(Items from a data source)
Content starts

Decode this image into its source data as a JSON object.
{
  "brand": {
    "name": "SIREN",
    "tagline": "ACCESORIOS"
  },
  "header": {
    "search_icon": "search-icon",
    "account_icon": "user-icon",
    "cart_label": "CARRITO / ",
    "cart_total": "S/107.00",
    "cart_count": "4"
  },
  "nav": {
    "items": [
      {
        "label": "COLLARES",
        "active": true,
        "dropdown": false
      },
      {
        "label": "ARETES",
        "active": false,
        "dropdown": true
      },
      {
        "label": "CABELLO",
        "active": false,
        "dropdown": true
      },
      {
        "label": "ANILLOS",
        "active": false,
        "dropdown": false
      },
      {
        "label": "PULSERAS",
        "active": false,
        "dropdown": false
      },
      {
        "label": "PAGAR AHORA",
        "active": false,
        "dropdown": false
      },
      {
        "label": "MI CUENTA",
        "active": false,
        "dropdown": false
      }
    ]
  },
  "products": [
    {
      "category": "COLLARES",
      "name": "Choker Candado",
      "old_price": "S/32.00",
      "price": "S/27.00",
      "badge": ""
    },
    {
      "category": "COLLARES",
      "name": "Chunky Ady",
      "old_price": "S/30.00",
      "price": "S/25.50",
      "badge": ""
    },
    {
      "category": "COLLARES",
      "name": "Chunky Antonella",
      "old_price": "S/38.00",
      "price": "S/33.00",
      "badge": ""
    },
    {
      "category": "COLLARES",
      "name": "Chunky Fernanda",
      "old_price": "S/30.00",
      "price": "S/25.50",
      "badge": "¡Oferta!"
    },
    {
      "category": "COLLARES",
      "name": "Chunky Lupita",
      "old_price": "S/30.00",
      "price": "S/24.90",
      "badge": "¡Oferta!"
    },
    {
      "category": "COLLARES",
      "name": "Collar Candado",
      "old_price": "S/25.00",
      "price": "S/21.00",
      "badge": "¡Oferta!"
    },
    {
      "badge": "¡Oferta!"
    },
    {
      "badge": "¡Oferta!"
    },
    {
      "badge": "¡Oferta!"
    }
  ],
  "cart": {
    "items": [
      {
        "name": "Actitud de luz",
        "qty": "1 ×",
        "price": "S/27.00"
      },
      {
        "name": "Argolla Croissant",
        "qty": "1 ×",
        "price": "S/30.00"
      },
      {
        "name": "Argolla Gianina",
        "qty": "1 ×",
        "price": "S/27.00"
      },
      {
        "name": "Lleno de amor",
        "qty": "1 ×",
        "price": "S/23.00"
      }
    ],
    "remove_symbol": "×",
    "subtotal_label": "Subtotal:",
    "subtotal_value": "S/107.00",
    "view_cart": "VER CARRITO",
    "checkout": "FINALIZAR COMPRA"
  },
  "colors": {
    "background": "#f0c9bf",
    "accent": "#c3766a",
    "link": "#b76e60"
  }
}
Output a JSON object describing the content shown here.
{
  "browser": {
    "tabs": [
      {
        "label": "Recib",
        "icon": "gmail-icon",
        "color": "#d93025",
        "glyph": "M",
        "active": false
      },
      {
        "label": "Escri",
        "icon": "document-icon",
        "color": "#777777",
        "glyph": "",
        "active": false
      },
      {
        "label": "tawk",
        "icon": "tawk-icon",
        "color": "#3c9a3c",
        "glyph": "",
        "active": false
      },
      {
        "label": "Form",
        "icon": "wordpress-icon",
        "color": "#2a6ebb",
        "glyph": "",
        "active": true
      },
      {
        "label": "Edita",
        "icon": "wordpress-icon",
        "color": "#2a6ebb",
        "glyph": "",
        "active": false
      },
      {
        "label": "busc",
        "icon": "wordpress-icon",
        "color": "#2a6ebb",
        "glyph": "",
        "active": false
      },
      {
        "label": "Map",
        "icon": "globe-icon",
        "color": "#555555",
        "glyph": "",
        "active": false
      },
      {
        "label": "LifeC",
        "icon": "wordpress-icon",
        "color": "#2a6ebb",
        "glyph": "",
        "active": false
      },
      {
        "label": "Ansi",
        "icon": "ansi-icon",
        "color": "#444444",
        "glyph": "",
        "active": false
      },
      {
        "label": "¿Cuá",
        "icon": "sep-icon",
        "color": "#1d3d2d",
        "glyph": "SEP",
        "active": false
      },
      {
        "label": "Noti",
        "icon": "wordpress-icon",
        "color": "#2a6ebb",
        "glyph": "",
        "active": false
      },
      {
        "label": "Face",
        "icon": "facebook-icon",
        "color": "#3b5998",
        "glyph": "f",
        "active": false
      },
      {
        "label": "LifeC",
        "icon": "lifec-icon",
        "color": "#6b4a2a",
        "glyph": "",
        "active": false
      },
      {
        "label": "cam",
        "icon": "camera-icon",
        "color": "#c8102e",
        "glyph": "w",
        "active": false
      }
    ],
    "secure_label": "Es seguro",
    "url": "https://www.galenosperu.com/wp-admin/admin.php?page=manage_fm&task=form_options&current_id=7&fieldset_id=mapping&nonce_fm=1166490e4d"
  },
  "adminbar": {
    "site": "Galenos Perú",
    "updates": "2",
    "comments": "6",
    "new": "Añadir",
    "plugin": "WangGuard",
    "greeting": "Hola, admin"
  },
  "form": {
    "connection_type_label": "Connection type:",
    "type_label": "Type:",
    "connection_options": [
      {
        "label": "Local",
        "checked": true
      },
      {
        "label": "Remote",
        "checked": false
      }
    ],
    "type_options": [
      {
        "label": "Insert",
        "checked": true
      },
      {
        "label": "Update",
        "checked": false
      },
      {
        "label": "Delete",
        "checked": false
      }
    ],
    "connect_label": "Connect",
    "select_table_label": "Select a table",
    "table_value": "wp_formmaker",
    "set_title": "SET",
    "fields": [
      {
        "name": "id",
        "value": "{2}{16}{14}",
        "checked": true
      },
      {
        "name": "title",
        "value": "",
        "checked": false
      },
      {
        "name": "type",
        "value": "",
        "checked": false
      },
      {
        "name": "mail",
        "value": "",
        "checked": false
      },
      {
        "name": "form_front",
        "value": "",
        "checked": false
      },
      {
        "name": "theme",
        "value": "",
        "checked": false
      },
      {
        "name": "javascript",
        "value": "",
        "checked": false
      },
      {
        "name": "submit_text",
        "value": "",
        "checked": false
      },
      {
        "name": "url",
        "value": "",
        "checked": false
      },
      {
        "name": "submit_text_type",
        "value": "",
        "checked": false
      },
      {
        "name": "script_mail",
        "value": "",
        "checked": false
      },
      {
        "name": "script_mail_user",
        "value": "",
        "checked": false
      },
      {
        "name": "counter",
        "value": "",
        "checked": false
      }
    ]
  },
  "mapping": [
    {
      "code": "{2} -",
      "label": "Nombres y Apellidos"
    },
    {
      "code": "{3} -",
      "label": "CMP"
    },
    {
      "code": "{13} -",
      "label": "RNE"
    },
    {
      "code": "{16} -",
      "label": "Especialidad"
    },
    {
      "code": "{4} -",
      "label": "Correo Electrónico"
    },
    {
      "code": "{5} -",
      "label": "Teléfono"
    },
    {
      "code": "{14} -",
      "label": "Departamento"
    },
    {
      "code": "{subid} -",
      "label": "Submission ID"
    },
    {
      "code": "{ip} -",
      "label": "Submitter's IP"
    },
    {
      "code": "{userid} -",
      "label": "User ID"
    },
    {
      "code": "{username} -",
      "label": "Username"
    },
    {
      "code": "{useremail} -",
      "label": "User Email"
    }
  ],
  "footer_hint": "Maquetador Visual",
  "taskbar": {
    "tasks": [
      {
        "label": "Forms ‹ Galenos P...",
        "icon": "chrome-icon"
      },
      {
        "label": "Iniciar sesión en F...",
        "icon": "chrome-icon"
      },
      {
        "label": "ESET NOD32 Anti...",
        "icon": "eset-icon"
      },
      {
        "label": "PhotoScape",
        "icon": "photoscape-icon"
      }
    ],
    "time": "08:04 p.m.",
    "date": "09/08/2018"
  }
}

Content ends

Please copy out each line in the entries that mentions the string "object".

* RESPONSE TO THIS TASK:
Decode this image into its source data as a JSON object.
Output a JSON object describing the content shown here.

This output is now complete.